* _RECORDS SUPPLIED_:
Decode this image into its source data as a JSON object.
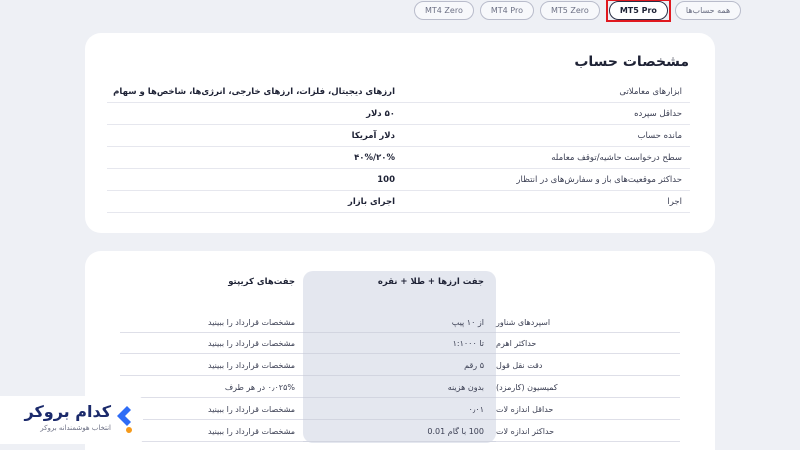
{
  "tabs": [
    {
      "label": "MT4 Zero"
    },
    {
      "label": "MT4 Pro"
    },
    {
      "label": "MT5 Zero"
    },
    {
      "label": "MT5 Pro"
    },
    {
      "label": "همه حساب‌ها"
    }
  ],
  "account": {
    "title": "مشخصات حساب",
    "rows": [
      {
        "label": "ابزارهای معاملاتی",
        "value": "ارزهای دیجیتال، فلزات، ارزهای خارجی، انرژی‌ها، شاخص‌ها و سهام"
      },
      {
        "label": "حداقل سپرده",
        "value": "۵۰ دلار"
      },
      {
        "label": "مانده حساب",
        "value": "دلار آمریکا"
      },
      {
        "label": "سطح درخواست حاشیه/توقف معامله",
        "value": "۲۰%/۴۰%"
      },
      {
        "label": "حداکثر موقعیت‌های باز و سفارش‌های در انتظار",
        "value": "100"
      },
      {
        "label": "اجرا",
        "value": "اجرای بازار"
      }
    ]
  },
  "spec": {
    "header_mid": "جفت ارزها + طلا + نقره",
    "header_crypto": "جفت‌های کریپتو",
    "rows": [
      {
        "label": "اسپردهای شناور",
        "mid": "از ۱۰ پیپ",
        "crypto": "مشخصات قرارداد را ببینید"
      },
      {
        "label": "حداکثر اهرم",
        "mid": "تا ۱:۱۰۰۰",
        "crypto": "مشخصات قرارداد را ببینید"
      },
      {
        "label": "دقت نقل قول",
        "mid": "۵ رقم",
        "crypto": "مشخصات قرارداد را ببینید"
      },
      {
        "label": "کمیسیون (کارمزد)",
        "mid": "بدون هزینه",
        "crypto": "۰٫۰۲۵% در هر طرف"
      },
      {
        "label": "حداقل اندازه لات",
        "mid": "۰٫۰۱",
        "crypto": "مشخصات قرارداد را ببینید"
      },
      {
        "label": "حداکثر اندازه لات",
        "mid": "100 با گام 0.01",
        "crypto": "مشخصات قرارداد را ببینید"
      }
    ]
  },
  "logo": {
    "name": "کدام بروکر",
    "tagline": "انتخاب هوشمندانه بروکر",
    "colors": {
      "navy": "#1b2a6b",
      "blue": "#2e6cf6",
      "orange": "#f59a1b"
    }
  }
}
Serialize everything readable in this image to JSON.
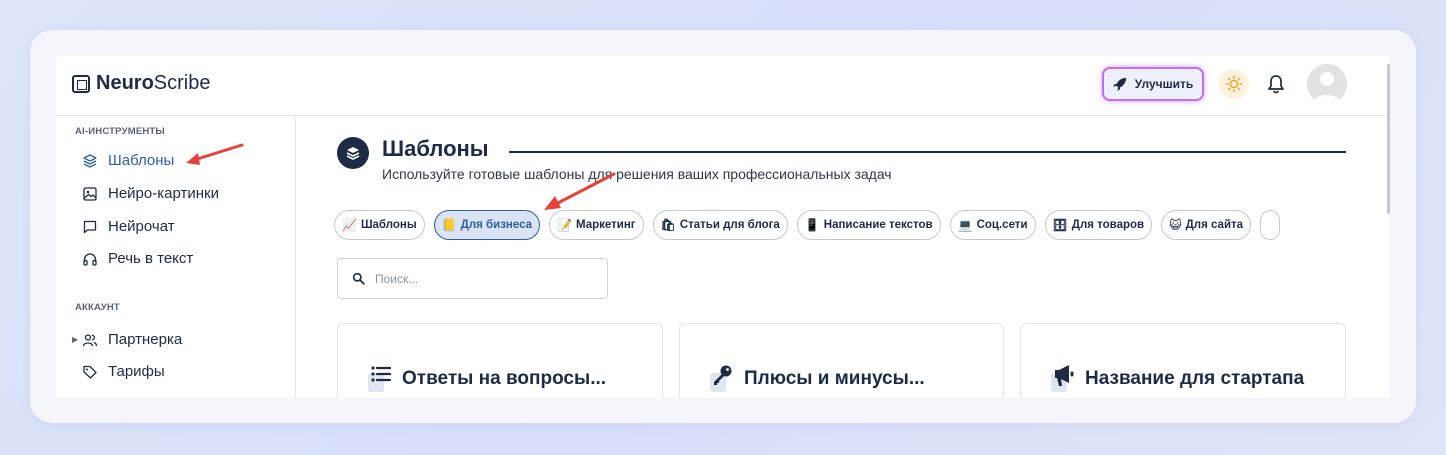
{
  "brand": {
    "name_bold": "Neuro",
    "name_rest": "Scribe"
  },
  "topbar": {
    "upgrade_label": "Улучшить"
  },
  "sidebar": {
    "sections": [
      {
        "title": "AI-ИНСТРУМЕНТЫ",
        "items": [
          {
            "label": "Шаблоны",
            "icon": "layers-icon",
            "active": true
          },
          {
            "label": "Нейро-картинки",
            "icon": "image-icon"
          },
          {
            "label": "Нейрочат",
            "icon": "chat-icon"
          },
          {
            "label": "Речь в текст",
            "icon": "headphones-icon"
          }
        ]
      },
      {
        "title": "АККАУНТ",
        "items": [
          {
            "label": "Партнерка",
            "icon": "users-icon"
          },
          {
            "label": "Тарифы",
            "icon": "tag-icon"
          }
        ]
      }
    ]
  },
  "main": {
    "title": "Шаблоны",
    "subtitle": "Используйте готовые шаблоны для решения ваших профессиональных задач",
    "chips": [
      {
        "label": "Шаблоны",
        "icon": "📈"
      },
      {
        "label": "Для бизнеса",
        "icon": "📒",
        "active": true
      },
      {
        "label": "Маркетинг",
        "icon": "📝"
      },
      {
        "label": "Статьи для блога",
        "icon": "🛍"
      },
      {
        "label": "Написание текстов",
        "icon": "📱"
      },
      {
        "label": "Соц.сети",
        "icon": "💻"
      },
      {
        "label": "Для товаров",
        "icon": "🗄"
      },
      {
        "label": "Для сайта",
        "icon": "😺"
      }
    ],
    "search_placeholder": "Поиск...",
    "cards": [
      {
        "title": "Ответы на вопросы...",
        "icon": "list-icon"
      },
      {
        "title": "Плюсы и минусы...",
        "icon": "key-icon"
      },
      {
        "title": "Название для стартапа",
        "icon": "megaphone-icon"
      }
    ]
  },
  "colors": {
    "primary": "#1d2b46",
    "accent": "#2d5fa1",
    "annotation": "#e8413a",
    "upgrade_glow": "#c46cf5"
  }
}
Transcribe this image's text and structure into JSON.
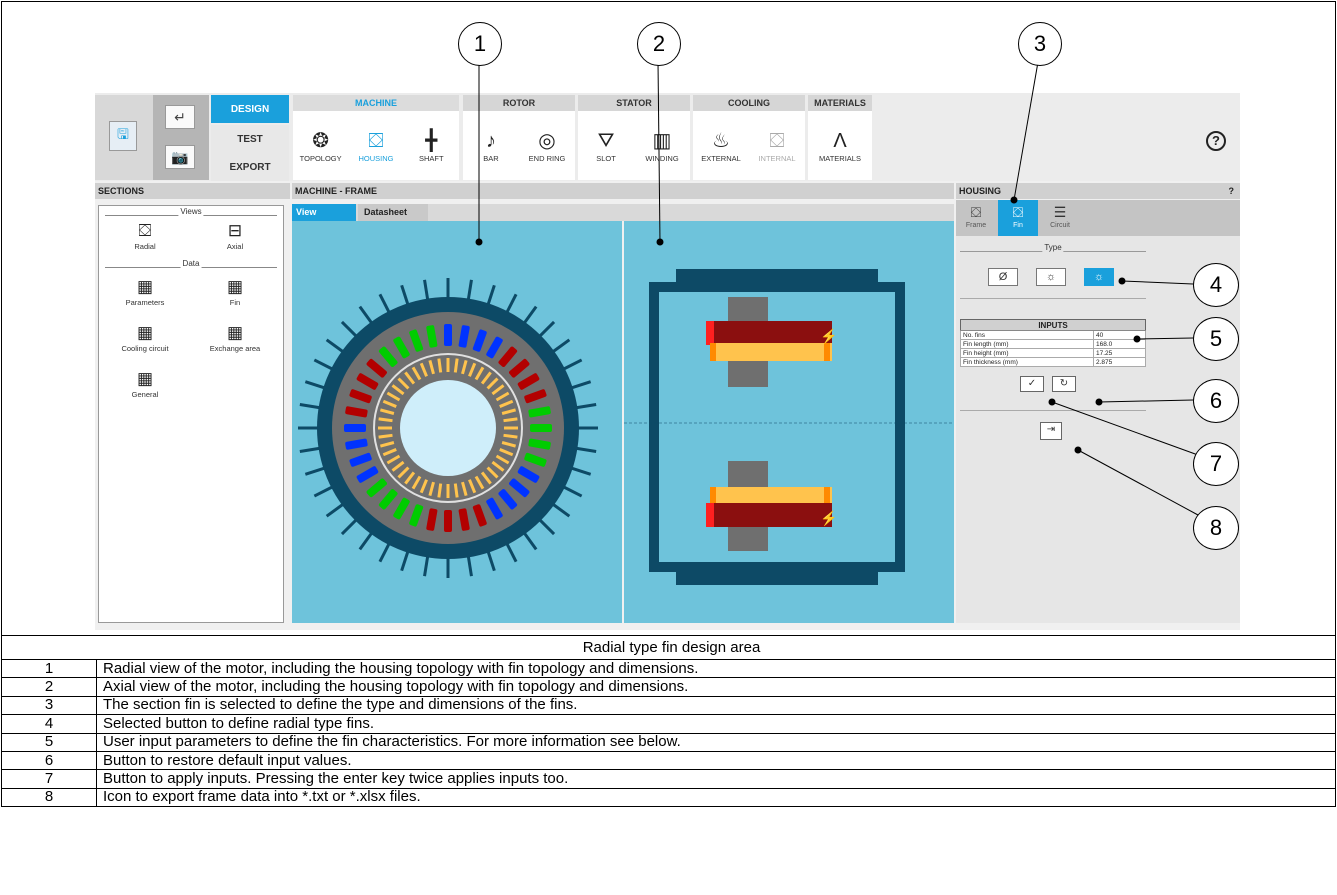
{
  "ribbon": {
    "modes": [
      "DESIGN",
      "TEST",
      "EXPORT"
    ],
    "groups": [
      {
        "title": "MACHINE",
        "tools": [
          "TOPOLOGY",
          "HOUSING",
          "SHAFT"
        ]
      },
      {
        "title": "ROTOR",
        "tools": [
          "BAR",
          "END RING"
        ]
      },
      {
        "title": "STATOR",
        "tools": [
          "SLOT",
          "WINDING"
        ]
      },
      {
        "title": "COOLING",
        "tools": [
          "EXTERNAL",
          "INTERNAL"
        ]
      },
      {
        "title": "MATERIALS",
        "tools": [
          "MATERIALS"
        ]
      }
    ],
    "help": "?"
  },
  "sections": {
    "title": "SECTIONS",
    "views_label": "Views",
    "data_label": "Data",
    "views": [
      "Radial",
      "Axial"
    ],
    "data": [
      "Parameters",
      "Fin",
      "Cooling circuit",
      "Exchange area",
      "General"
    ]
  },
  "center": {
    "title": "MACHINE - FRAME",
    "tabs": [
      "View",
      "Datasheet"
    ]
  },
  "housing": {
    "title": "HOUSING",
    "help": "?",
    "tabs": [
      "Frame",
      "Fin",
      "Circuit"
    ],
    "type_label": "Type",
    "type_buttons": [
      "Ø",
      "☼",
      "☼"
    ],
    "inputs_title": "INPUTS",
    "inputs": [
      {
        "label": "No. fins",
        "value": "40"
      },
      {
        "label": "Fin length (mm)",
        "value": "168.0"
      },
      {
        "label": "Fin height (mm)",
        "value": "17.25"
      },
      {
        "label": "Fin thickness (mm)",
        "value": "2.875"
      }
    ]
  },
  "callouts": [
    "1",
    "2",
    "3",
    "4",
    "5",
    "6",
    "7",
    "8"
  ],
  "caption": "Radial type fin design area",
  "rows": [
    {
      "num": "1",
      "text": "Radial view of the motor, including the housing topology with fin topology and dimensions."
    },
    {
      "num": "2",
      "text": "Axial view of the motor, including the housing topology with fin topology and dimensions."
    },
    {
      "num": "3",
      "text": "The section fin is selected to define the type and dimensions of the fins."
    },
    {
      "num": "4",
      "text": "Selected button to define radial type fins."
    },
    {
      "num": "5",
      "text": "User input parameters to define the fin characteristics. For more information see below."
    },
    {
      "num": "6",
      "text": "Button to restore default input values."
    },
    {
      "num": "7",
      "text": "Button to apply inputs. Pressing the enter key twice applies inputs too."
    },
    {
      "num": "8",
      "text": "Icon to export frame data into *.txt or *.xlsx files."
    }
  ],
  "colors": {
    "accent": "#1aa0dc",
    "view_bg": "#6ec3db",
    "frame_dark": "#0d4a66",
    "rotor_grey": "#6f6f6f"
  }
}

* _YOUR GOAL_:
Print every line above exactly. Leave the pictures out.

* _COMPLETED TASK_:
Decode this image into its source data as a JSON object.
{
  "tabs": [
    {
      "label": "MT4 Zero"
    },
    {
      "label": "MT4 Pro"
    },
    {
      "label": "MT5 Zero"
    },
    {
      "label": "MT5 Pro"
    },
    {
      "label": "همه حساب‌ها"
    }
  ],
  "account": {
    "title": "مشخصات حساب",
    "rows": [
      {
        "label": "ابزارهای معاملاتی",
        "value": "ارزهای دیجیتال، فلزات، ارزهای خارجی، انرژی‌ها، شاخص‌ها و سهام"
      },
      {
        "label": "حداقل سپرده",
        "value": "۵۰ دلار"
      },
      {
        "label": "مانده حساب",
        "value": "دلار آمریکا"
      },
      {
        "label": "سطح درخواست حاشیه/توقف معامله",
        "value": "۲۰%/۴۰%"
      },
      {
        "label": "حداکثر موقعیت‌های باز و سفارش‌های در انتظار",
        "value": "100"
      },
      {
        "label": "اجرا",
        "value": "اجرای بازار"
      }
    ]
  },
  "spec": {
    "header_mid": "جفت ارزها + طلا + نقره",
    "header_crypto": "جفت‌های کریپتو",
    "rows": [
      {
        "label": "اسپردهای شناور",
        "mid": "از ۱۰ پیپ",
        "crypto": "مشخصات قرارداد را ببینید"
      },
      {
        "label": "حداکثر اهرم",
        "mid": "تا ۱:۱۰۰۰",
        "crypto": "مشخصات قرارداد را ببینید"
      },
      {
        "label": "دقت نقل قول",
        "mid": "۵ رقم",
        "crypto": "مشخصات قرارداد را ببینید"
      },
      {
        "label": "کمیسیون (کارمزد)",
        "mid": "بدون هزینه",
        "crypto": "۰٫۰۲۵% در هر طرف"
      },
      {
        "label": "حداقل اندازه لات",
        "mid": "۰٫۰۱",
        "crypto": "مشخصات قرارداد را ببینید"
      },
      {
        "label": "حداکثر اندازه لات",
        "mid": "100 با گام 0.01",
        "crypto": "مشخصات قرارداد را ببینید"
      }
    ]
  },
  "logo": {
    "name": "کدام بروکر",
    "tagline": "انتخاب هوشمندانه بروکر",
    "colors": {
      "navy": "#1b2a6b",
      "blue": "#2e6cf6",
      "orange": "#f59a1b"
    }
  }
}
Serialize everything readable in this image to JSON.
{
  "brand": {
    "name_bold": "Neuro",
    "name_rest": "Scribe"
  },
  "topbar": {
    "upgrade_label": "Улучшить"
  },
  "sidebar": {
    "sections": [
      {
        "title": "AI-ИНСТРУМЕНТЫ",
        "items": [
          {
            "label": "Шаблоны",
            "icon": "layers-icon",
            "active": true
          },
          {
            "label": "Нейро-картинки",
            "icon": "image-icon"
          },
          {
            "label": "Нейрочат",
            "icon": "chat-icon"
          },
          {
            "label": "Речь в текст",
            "icon": "headphones-icon"
          }
        ]
      },
      {
        "title": "АККАУНТ",
        "items": [
          {
            "label": "Партнерка",
            "icon": "users-icon"
          },
          {
            "label": "Тарифы",
            "icon": "tag-icon"
          }
        ]
      }
    ]
  },
  "main": {
    "title": "Шаблоны",
    "subtitle": "Используйте готовые шаблоны для решения ваших профессиональных задач",
    "chips": [
      {
        "label": "Шаблоны",
        "icon": "📈"
      },
      {
        "label": "Для бизнеса",
        "icon": "📒",
        "active": true
      },
      {
        "label": "Маркетинг",
        "icon": "📝"
      },
      {
        "label": "Статьи для блога",
        "icon": "🛍"
      },
      {
        "label": "Написание текстов",
        "icon": "📱"
      },
      {
        "label": "Соц.сети",
        "icon": "💻"
      },
      {
        "label": "Для товаров",
        "icon": "🗄"
      },
      {
        "label": "Для сайта",
        "icon": "😺"
      }
    ],
    "search_placeholder": "Поиск...",
    "cards": [
      {
        "title": "Ответы на вопросы...",
        "icon": "list-icon"
      },
      {
        "title": "Плюсы и минусы...",
        "icon": "key-icon"
      },
      {
        "title": "Название для стартапа",
        "icon": "megaphone-icon"
      }
    ]
  },
  "colors": {
    "primary": "#1d2b46",
    "accent": "#2d5fa1",
    "annotation": "#e8413a",
    "upgrade_glow": "#c46cf5"
  }
}
Transcribe this image's text and structure into JSON.
{
  "ribbon": {
    "modes": [
      "DESIGN",
      "TEST",
      "EXPORT"
    ],
    "groups": [
      {
        "title": "MACHINE",
        "tools": [
          "TOPOLOGY",
          "HOUSING",
          "SHAFT"
        ]
      },
      {
        "title": "ROTOR",
        "tools": [
          "BAR",
          "END RING"
        ]
      },
      {
        "title": "STATOR",
        "tools": [
          "SLOT",
          "WINDING"
        ]
      },
      {
        "title": "COOLING",
        "tools": [
          "EXTERNAL",
          "INTERNAL"
        ]
      },
      {
        "title": "MATERIALS",
        "tools": [
          "MATERIALS"
        ]
      }
    ],
    "help": "?"
  },
  "sections": {
    "title": "SECTIONS",
    "views_label": "Views",
    "data_label": "Data",
    "views": [
      "Radial",
      "Axial"
    ],
    "data": [
      "Parameters",
      "Fin",
      "Cooling circuit",
      "Exchange area",
      "General"
    ]
  },
  "center": {
    "title": "MACHINE - FRAME",
    "tabs": [
      "View",
      "Datasheet"
    ]
  },
  "housing": {
    "title": "HOUSING",
    "help": "?",
    "tabs": [
      "Frame",
      "Fin",
      "Circuit"
    ],
    "type_label": "Type",
    "type_buttons": [
      "Ø",
      "☼",
      "☼"
    ],
    "inputs_title": "INPUTS",
    "inputs": [
      {
        "label": "No. fins",
        "value": "40"
      },
      {
        "label": "Fin length (mm)",
        "value": "168.0"
      },
      {
        "label": "Fin height (mm)",
        "value": "17.25"
      },
      {
        "label": "Fin thickness (mm)",
        "value": "2.875"
      }
    ]
  },
  "callouts": [
    "1",
    "2",
    "3",
    "4",
    "5",
    "6",
    "7",
    "8"
  ],
  "caption": "Radial type fin design area",
  "rows": [
    {
      "num": "1",
      "text": "Radial view of the motor, including the housing topology with fin topology and dimensions."
    },
    {
      "num": "2",
      "text": "Axial view of the motor, including the housing topology with fin topology and dimensions."
    },
    {
      "num": "3",
      "text": "The section fin is selected to define the type and dimensions of the fins."
    },
    {
      "num": "4",
      "text": "Selected button to define radial type fins."
    },
    {
      "num": "5",
      "text": "User input parameters to define the fin characteristics. For more information see below."
    },
    {
      "num": "6",
      "text": "Button to restore default input values."
    },
    {
      "num": "7",
      "text": "Button to apply inputs. Pressing the enter key twice applies inputs too."
    },
    {
      "num": "8",
      "text": "Icon to export frame data into *.txt or *.xlsx files."
    }
  ],
  "colors": {
    "accent": "#1aa0dc",
    "view_bg": "#6ec3db",
    "frame_dark": "#0d4a66",
    "rotor_grey": "#6f6f6f"
  }
}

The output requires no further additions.